Source records
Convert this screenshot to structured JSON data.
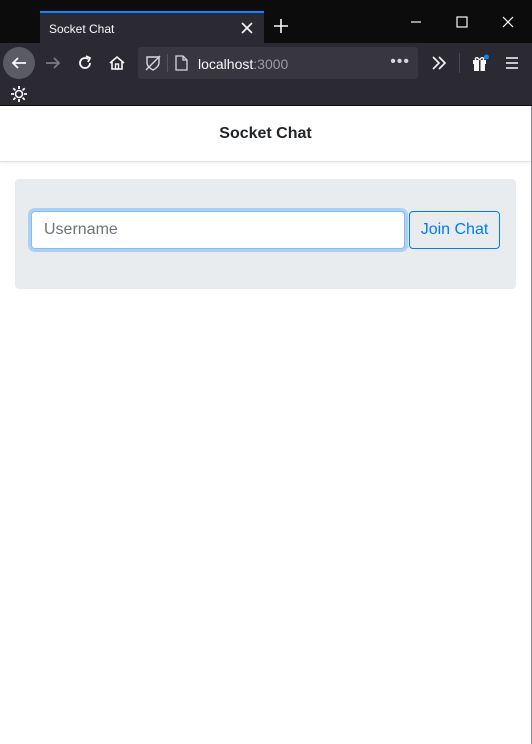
{
  "browser": {
    "tab": {
      "title": "Socket Chat"
    },
    "url": {
      "host": "localhost",
      "port": ":3000"
    },
    "icons": {
      "tab_close": "close-icon",
      "new_tab": "plus-icon",
      "minimize": "minimize-icon",
      "maximize": "maximize-icon",
      "close": "close-icon",
      "back": "arrow-left-icon",
      "forward": "arrow-right-icon",
      "reload": "reload-icon",
      "home": "home-icon",
      "tracking": "tracking-protection-icon",
      "page": "page-icon",
      "more": "ellipsis-icon",
      "overflow": "chevron-double-right-icon",
      "gift": "gift-icon",
      "menu": "hamburger-menu-icon",
      "extension": "gear-icon"
    },
    "more_label": "•••"
  },
  "app": {
    "title": "Socket Chat",
    "username": {
      "placeholder": "Username",
      "value": ""
    },
    "join_label": "Join Chat"
  },
  "colors": {
    "accent": "#007bff",
    "card_bg": "#e9ecef",
    "browser_dark": "#2b2a33",
    "titlebar": "#0c0c0d",
    "tab_highlight": "#0a84ff"
  }
}
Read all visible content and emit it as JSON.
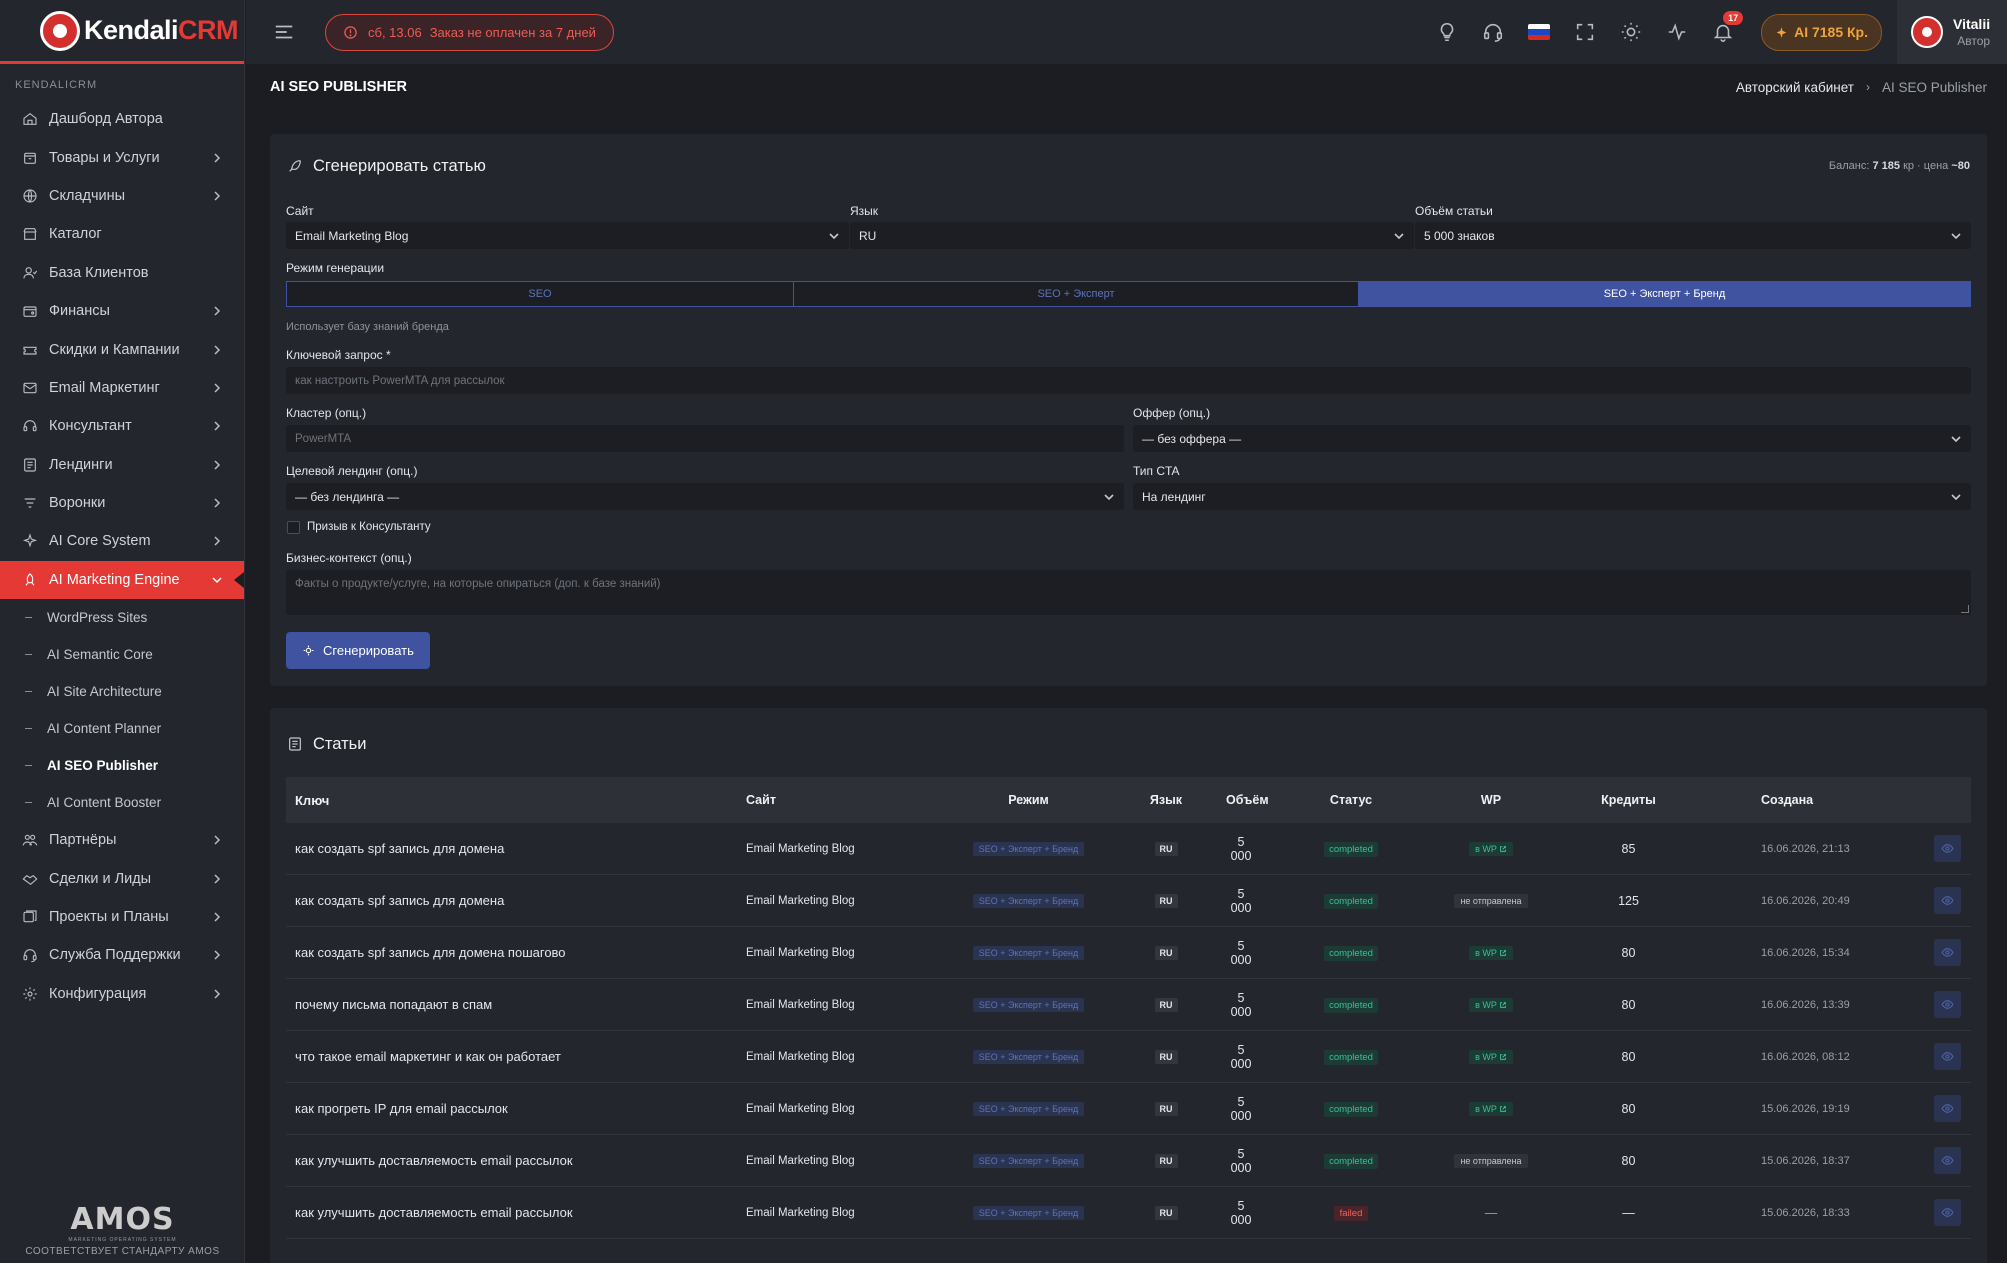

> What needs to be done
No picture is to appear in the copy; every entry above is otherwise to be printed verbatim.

> Solved exercise
Convert this screenshot to structured JSON data.
{
  "browser": {
    "tab": {
      "title": "Socket Chat"
    },
    "url": {
      "host": "localhost",
      "port": ":3000"
    },
    "icons": {
      "tab_close": "close-icon",
      "new_tab": "plus-icon",
      "minimize": "minimize-icon",
      "maximize": "maximize-icon",
      "close": "close-icon",
      "back": "arrow-left-icon",
      "forward": "arrow-right-icon",
      "reload": "reload-icon",
      "home": "home-icon",
      "tracking": "tracking-protection-icon",
      "page": "page-icon",
      "more": "ellipsis-icon",
      "overflow": "chevron-double-right-icon",
      "gift": "gift-icon",
      "menu": "hamburger-menu-icon",
      "extension": "gear-icon"
    },
    "more_label": "•••"
  },
  "app": {
    "title": "Socket Chat",
    "username": {
      "placeholder": "Username",
      "value": ""
    },
    "join_label": "Join Chat"
  },
  "colors": {
    "accent": "#007bff",
    "card_bg": "#e9ecef",
    "browser_dark": "#2b2a33",
    "titlebar": "#0c0c0d",
    "tab_highlight": "#0a84ff"
  }
}
Read all visible content and emit it as JSON.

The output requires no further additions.